UN Declaration Action Plan

[Photo credit: Photo by Christina Gray on July 18, 2021 in Prince Rupert, BC]

On June 21, 2023, National Indigenous People’s Day, the United Nations Declaration Act’s Action Plan (“Action Plan”) was tabled in the House of Commons and Senate. The Action Plan builds upon the Canadian government’s commitment to adopt and implement the United Nations Declaration on the Rights of Indigenous Peoples (“UN Declaration”).[1] Given that we have received an invitation to witness the event in Parliament, we are assured that National Action Plan will be tabled in Parliament by 5 pm on Wednesday, June 21, 2023.

Canada must ensure that Canadian laws are consistent with the UN Declaration.[2] The measures of consistency of laws and achieving the objectives of the UN Declaration must be done in consultation and cooperation with Indigenous Peoples.[3]

The federal government is legislatively obligated to complete the Action Plan on June 21, 2023.[4] In 2021, Canada enacted the United Nations Declaration on the Rights of Indigenous Peoples Act (“UNDA”) came into force in Canada. The federal government is obligated under UNDA to develop an Action Plan within two years of Royal Assent and implement it.[5] Further, Canada must include the following measures as part of the Action Plan:

  • address injustices, combat prejudice and eliminate all forms of violence, racism, and discrimination, including systemic racism and discrimination, against Indigenous peoples and Indigenous elders, youth, children, women, men, persons with disabilities and gender-diverse persons and two-spirit persons[6]
  • promote mutual respect and understanding as well as good relations, including through human rights education[7]
  • measures related to monitoring, oversight, recourse or remedy or other accountability measures with respect to the implementation of the Declaration[8]
  • monitoring the implementation of the plan and reviewing and amending the plan.[9]

The implementation of the Action Plan is part of the next step of the distinction-based phased approach of the Action Plan. In December 2021, the Canadian government launched a two phased distinctions-based approach to consultation and cooperation with ‘Indigenous partners’.[10]
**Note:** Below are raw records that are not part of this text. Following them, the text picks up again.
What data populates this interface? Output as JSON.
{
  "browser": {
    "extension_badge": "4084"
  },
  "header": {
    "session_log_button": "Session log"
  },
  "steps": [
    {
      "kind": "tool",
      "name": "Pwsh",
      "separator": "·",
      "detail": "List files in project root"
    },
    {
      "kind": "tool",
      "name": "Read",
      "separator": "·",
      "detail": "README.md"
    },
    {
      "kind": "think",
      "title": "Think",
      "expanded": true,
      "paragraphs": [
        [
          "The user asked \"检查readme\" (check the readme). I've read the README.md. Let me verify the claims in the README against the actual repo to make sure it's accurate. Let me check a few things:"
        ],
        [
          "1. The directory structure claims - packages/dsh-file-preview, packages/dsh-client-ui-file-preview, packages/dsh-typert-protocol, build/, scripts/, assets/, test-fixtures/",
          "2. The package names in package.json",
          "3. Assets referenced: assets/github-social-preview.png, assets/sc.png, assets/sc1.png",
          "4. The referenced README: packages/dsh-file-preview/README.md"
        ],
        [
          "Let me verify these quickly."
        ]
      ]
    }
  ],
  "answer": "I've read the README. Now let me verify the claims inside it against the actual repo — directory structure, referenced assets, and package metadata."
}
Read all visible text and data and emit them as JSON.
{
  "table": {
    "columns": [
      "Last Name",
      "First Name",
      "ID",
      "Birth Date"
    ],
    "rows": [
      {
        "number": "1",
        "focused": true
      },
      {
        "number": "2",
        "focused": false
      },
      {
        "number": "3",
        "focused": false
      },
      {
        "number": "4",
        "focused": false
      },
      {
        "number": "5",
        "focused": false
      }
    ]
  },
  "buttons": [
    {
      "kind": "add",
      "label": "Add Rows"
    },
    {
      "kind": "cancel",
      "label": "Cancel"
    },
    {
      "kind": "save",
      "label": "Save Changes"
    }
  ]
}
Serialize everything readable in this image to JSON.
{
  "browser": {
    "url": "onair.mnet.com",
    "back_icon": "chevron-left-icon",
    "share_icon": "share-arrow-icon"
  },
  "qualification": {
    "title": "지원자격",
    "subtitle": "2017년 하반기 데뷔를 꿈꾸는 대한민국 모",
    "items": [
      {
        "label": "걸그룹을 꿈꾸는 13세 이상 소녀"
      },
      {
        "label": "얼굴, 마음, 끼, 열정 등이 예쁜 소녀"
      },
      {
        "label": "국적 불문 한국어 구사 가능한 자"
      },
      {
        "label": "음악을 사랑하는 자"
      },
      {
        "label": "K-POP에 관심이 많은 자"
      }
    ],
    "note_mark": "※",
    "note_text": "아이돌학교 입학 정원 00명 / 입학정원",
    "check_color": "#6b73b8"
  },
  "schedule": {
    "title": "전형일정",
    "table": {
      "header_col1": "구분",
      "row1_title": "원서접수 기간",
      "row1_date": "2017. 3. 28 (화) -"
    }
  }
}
Phase one began in December 2021 and ended in February 2023. As part of phase one, Canada identified priorities and potential measures for the Draft Action Plan. Phase two was from March to June 2023. Phase two included working with Indigenous partners on validating proposed measures in the Action Plan, including modifying them as necessary and identifying and filling in any gaps or adding measures.

Many Indigenous Peoples have expressed disappointment towards the process of consultation and cooperation of the Action Plan. Some of the frustrations that Indigenous Peoples is directed towards the insufficient amount of time in phase two to validate the proposed measures of the Action Plan. The major point of contention is that the process of the phased distinctions-based approach to consultation and cooperation with First Nation Partners.

Better approaches to regional co-development will need to be defined in the coming weeks in order to learn from the past missteps in this process of cooperation with First Nations and priority issues such as the obligations that the Crown has within historic treaties.

The Action is a culmination of the consultation and cooperation regarding the Action Plan between First Nations, Inuit, and Métis peoples and Justice Canada over the past two years. The Action Plan tabled in Parliament touches upon five main chapters, including:

  • Shared priorities
  • First Nation priorities
  • Inuit priorities
  • Métis priorities
  • Indigenous Modern Treaty Partner priorities

Over the next few weeks, JFK Law LLP will be releasing a series of blog posts about topics of importance contained within the Action Plan. Some of the topics that we will be publishing on our blog include:

  • Canada’s Action Plan
  • Action Plan and Treaties
  • Action Plan and Free, Prior and Informed Consent (“FPIC”)
  • Action Plan and Closing the Socio-Economic and Service Gaps On-Reserve
  • Action Plan and Dispute Resolution, Accountability and Monitoring
  • Judicial Interpretation of UNDRIP and UNDA in Canada

Please stay tuned to the JFK Law blog to learn more about what is in the Action Plan.

[1] Canada Becomes a Full Supporter of the United Nations Declaration on the Rights of Indigenous Peoples – Canada.ca

[2] Ibid, at s 5.

[3] Ibid.

[4] United Nations Declaration on the Rights of Indigenous Peoples Act, SC 2021, c 14, ss 6(4).

[5] Ibid, s 6(4).

[6] Ibid, at s 2(a)(i).

[7] Ibid, at s 2(a)(ii).

[8] Ibid, at s 2(b).

[9] Ibid, at s 2(3).

[10] Next Steps (justice.gc.ca)